English
 
User Manual Privacy Policy Disclaimer Contact us
  Advanced SearchBrowse

Item

ITEM ACTIONSEXPORT

Released

Journal Article

Irrigation and hydrometeorological extremes

MPS-Authors
/persons/resource/persons180975

de Vrese,  Philipp
Terrestrial Hydrology, The Land in the Earth System, MPI for Meteorology, Max Planck Society;

Fulltext (public)
Supplementary Material (public)

pdv_climdyn_2020_scripts.tar
(Supplementary material), 210KB

382_2020_5337_MOESM1_ESM.pdf
(Supplementary material), 4MB

Citation

de Vrese, P., & Stacke, T. (2020). Irrigation and hydrometeorological extremes. Climate Dynamics, 55, 1521-1537. doi:10.1007/s00382-020-05337-9.

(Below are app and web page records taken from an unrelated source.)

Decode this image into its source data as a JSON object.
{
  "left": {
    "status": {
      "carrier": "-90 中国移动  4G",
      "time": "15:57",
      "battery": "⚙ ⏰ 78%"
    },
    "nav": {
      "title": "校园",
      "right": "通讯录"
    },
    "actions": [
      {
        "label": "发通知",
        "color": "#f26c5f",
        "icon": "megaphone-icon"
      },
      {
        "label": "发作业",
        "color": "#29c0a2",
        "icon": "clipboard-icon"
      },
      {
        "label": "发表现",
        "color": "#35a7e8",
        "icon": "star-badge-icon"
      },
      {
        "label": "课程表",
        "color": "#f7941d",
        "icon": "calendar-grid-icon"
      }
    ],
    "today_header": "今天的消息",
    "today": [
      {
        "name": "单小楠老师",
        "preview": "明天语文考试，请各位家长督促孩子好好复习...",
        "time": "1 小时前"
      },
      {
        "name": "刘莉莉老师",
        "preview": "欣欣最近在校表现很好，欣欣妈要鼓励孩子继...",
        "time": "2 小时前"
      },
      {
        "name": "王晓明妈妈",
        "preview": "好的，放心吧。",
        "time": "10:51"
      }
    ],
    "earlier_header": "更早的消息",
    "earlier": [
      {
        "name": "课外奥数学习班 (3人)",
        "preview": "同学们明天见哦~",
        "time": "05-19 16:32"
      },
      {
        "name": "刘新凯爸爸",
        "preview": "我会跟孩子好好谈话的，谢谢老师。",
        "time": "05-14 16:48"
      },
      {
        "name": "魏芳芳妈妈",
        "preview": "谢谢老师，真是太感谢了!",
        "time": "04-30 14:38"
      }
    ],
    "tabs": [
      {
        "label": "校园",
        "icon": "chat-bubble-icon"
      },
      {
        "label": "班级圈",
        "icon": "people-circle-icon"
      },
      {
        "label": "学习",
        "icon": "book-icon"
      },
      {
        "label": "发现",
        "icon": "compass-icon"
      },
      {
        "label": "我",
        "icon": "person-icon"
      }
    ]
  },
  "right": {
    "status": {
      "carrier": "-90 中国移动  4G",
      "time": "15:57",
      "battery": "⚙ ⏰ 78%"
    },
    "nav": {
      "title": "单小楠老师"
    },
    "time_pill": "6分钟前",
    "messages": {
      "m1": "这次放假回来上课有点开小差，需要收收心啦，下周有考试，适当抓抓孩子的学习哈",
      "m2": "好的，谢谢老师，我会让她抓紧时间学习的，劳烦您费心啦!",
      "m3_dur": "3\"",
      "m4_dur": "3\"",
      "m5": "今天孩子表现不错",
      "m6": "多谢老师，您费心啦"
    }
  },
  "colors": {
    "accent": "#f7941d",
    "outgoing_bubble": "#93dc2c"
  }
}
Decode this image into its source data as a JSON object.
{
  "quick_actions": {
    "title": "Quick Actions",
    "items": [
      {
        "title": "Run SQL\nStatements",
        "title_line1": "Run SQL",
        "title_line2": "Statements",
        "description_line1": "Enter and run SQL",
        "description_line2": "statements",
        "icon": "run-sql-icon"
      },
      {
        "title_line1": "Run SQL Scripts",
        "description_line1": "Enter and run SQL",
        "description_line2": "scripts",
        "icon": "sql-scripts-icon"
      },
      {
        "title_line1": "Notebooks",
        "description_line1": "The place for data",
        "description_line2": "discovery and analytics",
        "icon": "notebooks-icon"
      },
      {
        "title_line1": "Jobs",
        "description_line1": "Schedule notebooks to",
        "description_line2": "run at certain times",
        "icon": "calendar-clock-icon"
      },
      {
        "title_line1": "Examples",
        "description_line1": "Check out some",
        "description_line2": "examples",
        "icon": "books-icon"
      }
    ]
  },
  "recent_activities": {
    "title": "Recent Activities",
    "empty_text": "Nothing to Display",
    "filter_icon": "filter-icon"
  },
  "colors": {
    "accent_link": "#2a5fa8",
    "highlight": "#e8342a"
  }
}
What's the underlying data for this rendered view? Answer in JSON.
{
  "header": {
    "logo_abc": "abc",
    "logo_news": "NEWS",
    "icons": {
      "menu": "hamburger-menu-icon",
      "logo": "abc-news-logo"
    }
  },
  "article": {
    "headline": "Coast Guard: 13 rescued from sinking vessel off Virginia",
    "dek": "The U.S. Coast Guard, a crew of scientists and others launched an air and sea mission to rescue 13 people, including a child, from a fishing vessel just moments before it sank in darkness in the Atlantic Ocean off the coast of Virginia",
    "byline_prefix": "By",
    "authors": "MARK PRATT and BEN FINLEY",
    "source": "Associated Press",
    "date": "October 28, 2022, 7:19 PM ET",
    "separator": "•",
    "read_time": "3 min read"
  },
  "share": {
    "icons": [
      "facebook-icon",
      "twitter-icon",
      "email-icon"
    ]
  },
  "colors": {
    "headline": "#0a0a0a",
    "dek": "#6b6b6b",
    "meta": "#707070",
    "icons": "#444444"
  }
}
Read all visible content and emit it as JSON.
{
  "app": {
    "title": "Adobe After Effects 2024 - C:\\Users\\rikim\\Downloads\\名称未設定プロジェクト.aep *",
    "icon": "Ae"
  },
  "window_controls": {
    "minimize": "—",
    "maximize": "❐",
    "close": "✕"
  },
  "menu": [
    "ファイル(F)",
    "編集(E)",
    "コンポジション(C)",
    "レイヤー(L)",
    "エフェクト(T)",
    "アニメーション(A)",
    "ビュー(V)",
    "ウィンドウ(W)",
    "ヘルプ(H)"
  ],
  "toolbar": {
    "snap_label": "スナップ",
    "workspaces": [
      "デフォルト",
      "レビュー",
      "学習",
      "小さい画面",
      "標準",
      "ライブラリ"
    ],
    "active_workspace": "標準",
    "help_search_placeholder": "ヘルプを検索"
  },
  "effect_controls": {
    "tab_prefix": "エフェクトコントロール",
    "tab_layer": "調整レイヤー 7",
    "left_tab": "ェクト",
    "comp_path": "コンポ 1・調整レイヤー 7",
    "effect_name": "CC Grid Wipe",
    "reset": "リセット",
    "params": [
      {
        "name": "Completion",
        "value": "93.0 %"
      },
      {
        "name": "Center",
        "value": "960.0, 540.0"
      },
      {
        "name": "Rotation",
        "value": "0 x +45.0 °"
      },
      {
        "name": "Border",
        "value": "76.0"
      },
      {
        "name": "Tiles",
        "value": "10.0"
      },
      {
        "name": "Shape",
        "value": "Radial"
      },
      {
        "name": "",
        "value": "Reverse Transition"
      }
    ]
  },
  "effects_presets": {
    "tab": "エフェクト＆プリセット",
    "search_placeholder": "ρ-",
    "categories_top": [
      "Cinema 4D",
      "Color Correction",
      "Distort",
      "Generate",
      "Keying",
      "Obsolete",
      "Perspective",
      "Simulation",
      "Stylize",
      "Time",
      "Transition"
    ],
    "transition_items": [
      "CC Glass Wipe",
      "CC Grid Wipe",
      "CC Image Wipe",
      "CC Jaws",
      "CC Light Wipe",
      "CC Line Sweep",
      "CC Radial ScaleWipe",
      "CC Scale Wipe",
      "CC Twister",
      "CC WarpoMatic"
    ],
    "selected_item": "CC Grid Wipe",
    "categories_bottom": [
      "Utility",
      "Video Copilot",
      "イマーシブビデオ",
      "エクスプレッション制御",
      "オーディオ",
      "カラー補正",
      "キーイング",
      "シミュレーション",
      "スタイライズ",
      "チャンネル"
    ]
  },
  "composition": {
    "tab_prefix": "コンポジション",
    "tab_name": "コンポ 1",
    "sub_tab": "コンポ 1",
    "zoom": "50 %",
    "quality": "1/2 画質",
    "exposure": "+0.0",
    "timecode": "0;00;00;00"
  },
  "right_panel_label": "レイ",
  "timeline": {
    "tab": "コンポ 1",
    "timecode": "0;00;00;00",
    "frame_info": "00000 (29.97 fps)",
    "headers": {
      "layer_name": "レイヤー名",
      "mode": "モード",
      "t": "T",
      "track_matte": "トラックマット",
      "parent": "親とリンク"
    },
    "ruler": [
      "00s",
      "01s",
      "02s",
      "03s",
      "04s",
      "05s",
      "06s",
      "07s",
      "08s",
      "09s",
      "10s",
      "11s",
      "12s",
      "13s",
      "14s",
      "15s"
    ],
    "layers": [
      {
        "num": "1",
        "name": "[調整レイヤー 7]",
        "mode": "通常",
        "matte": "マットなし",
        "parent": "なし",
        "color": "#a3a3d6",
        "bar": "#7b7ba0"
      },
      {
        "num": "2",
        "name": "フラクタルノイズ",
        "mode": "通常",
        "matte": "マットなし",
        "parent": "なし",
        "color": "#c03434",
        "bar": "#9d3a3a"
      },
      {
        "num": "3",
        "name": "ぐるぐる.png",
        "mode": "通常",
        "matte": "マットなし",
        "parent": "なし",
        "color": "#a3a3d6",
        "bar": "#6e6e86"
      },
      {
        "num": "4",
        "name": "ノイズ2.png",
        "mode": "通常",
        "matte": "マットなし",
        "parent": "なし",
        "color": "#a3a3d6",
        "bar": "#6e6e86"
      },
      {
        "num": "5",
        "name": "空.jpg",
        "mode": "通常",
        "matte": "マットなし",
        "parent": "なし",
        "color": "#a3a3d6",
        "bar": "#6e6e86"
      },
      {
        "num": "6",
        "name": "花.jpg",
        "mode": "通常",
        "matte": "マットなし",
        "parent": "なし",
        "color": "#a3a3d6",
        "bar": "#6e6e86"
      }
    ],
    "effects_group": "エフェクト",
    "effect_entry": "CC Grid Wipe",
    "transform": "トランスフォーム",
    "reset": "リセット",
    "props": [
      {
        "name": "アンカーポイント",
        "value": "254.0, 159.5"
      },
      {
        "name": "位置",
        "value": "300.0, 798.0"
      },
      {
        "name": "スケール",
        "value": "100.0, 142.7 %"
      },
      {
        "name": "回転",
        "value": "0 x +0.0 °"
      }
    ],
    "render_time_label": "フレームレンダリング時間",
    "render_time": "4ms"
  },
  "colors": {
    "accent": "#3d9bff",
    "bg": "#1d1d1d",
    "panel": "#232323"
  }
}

Cite as: http://hdl.handle.net/21.11116/0000-0006-A754-F
Abstract
In the present study, the Max-Planck-Institute for Meteorology’s Earth System Model is used to investigate irrigation’s general effect on severe and extreme hydrometeorological regimes. Our idealized simulations show a large potential to modulate the magnitude and occurrence frequency of severe and extreme precipitation rates, indicating the possibility to mitigate some of the detrimental effects of future climate change, but also a substantial risk due to the declining water availability in drying regions. Irrigation almost exclusively reduces the magnitude and occurrence frequency of severely and extremely dry conditions and has the potential to counter the drying trends that result from the 21st century increase in greenhouse gas concentrations—according to the RCP4.5 scenario. At the same time, irrigation does not only have a mitigating effect, as it increases the occurrence frequency and intensity of severely wet conditions in many regions. The study aims at irrigation’s theoretical (maximum) impact and investigates a highly idealized trajectory in which global irrigation is being maximized within hydrologically sustainable limits. However, even for this scenario, we find large regions in which present-day water extractions are not sustainable as they often rely on exhaustible sources. Especially, a depletion of non-renewable ground water in South Asia would lead to a strong reduction in irrigation and, consequently, a substantial increase in the occurrence frequency of severely and extremely dry months throughout the region.